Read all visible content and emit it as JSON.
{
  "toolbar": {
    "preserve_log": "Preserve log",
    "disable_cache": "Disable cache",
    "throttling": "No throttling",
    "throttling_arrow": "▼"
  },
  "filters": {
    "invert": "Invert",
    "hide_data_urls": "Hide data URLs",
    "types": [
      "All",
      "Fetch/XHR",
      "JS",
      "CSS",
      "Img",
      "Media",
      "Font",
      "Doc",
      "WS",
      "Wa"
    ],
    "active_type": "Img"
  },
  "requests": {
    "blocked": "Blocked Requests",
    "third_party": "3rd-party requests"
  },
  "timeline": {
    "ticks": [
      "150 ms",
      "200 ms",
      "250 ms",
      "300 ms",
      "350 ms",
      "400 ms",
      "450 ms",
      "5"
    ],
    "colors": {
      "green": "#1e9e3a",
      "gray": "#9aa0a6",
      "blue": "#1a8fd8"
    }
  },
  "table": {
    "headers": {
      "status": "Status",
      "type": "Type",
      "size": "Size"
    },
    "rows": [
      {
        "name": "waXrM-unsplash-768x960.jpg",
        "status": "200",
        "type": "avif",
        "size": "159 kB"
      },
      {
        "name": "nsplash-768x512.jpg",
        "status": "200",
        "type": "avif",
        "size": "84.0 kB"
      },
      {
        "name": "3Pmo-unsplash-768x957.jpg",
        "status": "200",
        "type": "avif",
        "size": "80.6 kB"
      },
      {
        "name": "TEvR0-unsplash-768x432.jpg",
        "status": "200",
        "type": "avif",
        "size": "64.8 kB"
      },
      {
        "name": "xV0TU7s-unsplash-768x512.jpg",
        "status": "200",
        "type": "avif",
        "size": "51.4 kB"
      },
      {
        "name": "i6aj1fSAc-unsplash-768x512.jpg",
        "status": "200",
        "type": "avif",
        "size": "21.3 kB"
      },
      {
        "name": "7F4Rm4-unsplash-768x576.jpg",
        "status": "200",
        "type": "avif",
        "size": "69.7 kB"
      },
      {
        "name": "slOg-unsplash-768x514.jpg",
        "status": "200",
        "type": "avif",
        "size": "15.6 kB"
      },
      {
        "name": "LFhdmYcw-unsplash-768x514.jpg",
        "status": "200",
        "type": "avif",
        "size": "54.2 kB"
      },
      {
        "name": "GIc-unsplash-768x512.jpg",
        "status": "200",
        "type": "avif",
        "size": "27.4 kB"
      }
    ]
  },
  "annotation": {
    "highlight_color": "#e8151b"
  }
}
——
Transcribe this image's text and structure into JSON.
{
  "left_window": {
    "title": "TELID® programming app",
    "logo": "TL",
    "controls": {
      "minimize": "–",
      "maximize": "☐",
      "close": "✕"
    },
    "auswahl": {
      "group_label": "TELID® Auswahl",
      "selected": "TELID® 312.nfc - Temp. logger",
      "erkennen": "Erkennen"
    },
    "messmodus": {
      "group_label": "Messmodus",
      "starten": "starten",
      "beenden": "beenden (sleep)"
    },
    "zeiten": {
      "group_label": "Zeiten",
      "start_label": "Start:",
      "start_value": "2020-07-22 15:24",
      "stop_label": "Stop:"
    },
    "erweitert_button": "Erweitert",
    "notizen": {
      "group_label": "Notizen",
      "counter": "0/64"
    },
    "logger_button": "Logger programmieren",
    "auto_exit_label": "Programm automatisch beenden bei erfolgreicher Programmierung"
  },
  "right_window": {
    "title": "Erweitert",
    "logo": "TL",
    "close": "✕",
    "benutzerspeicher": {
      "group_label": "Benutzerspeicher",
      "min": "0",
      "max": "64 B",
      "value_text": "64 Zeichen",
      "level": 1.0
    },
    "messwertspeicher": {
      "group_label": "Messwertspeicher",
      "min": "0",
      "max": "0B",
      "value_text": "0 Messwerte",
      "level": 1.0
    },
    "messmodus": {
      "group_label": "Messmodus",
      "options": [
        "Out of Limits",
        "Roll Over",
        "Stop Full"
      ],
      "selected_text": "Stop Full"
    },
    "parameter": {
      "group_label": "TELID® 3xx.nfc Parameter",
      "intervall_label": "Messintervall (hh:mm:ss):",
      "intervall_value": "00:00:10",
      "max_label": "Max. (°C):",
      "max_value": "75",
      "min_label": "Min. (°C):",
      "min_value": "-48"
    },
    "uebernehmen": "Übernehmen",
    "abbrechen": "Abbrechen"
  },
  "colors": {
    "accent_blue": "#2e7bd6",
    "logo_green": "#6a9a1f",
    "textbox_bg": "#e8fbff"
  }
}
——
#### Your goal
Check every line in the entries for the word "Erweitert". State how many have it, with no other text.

#### The completed task
2